Information given ->

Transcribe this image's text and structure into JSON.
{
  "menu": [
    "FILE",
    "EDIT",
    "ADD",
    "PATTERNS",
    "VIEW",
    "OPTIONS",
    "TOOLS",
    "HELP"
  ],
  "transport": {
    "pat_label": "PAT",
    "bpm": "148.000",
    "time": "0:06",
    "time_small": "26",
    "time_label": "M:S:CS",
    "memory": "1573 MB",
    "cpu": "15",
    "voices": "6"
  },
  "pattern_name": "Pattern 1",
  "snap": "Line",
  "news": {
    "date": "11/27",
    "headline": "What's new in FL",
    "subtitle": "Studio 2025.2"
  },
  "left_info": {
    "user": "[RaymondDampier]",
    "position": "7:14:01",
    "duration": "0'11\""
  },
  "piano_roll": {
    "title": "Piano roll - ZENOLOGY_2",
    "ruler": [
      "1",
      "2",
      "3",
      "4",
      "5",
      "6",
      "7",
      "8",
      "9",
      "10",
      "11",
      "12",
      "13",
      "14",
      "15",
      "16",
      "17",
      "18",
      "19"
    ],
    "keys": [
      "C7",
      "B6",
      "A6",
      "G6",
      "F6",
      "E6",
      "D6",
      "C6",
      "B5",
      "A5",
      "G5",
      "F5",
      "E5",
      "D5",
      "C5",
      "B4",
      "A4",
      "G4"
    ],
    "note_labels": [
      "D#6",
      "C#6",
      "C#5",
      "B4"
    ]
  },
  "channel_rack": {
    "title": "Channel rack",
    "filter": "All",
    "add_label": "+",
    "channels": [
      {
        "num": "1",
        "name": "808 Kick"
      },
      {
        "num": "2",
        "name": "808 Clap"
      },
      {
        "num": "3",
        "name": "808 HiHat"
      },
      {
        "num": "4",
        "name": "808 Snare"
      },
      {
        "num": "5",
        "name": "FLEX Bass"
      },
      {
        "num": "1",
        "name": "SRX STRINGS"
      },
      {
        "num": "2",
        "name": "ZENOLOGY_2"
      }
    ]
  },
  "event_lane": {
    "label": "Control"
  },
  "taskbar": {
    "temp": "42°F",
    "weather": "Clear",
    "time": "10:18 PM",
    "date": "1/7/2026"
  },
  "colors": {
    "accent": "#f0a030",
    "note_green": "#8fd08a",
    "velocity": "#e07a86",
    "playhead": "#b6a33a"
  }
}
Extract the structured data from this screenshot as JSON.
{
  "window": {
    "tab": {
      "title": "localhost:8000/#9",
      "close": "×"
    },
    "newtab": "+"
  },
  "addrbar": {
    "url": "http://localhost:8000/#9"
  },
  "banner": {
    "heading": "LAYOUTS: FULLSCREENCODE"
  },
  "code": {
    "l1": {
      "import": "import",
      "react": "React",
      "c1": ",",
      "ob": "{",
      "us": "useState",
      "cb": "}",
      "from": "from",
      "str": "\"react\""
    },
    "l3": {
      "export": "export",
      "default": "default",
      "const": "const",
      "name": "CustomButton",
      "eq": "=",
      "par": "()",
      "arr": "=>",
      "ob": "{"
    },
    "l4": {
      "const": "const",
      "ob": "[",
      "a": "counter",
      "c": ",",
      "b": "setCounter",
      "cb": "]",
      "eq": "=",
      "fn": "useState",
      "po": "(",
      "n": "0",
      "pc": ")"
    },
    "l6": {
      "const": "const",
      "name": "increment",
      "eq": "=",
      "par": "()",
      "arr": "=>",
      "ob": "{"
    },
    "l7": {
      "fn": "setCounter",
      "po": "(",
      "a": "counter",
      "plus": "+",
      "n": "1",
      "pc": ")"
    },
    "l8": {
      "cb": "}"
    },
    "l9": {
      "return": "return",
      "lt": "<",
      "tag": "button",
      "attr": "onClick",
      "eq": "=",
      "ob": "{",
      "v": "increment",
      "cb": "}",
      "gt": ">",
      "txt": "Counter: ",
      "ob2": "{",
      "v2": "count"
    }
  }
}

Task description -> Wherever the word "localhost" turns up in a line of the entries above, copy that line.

Answer to this task ->
      "title": "localhost:8000/#9",
    "url": "http://localhost:8000/#9"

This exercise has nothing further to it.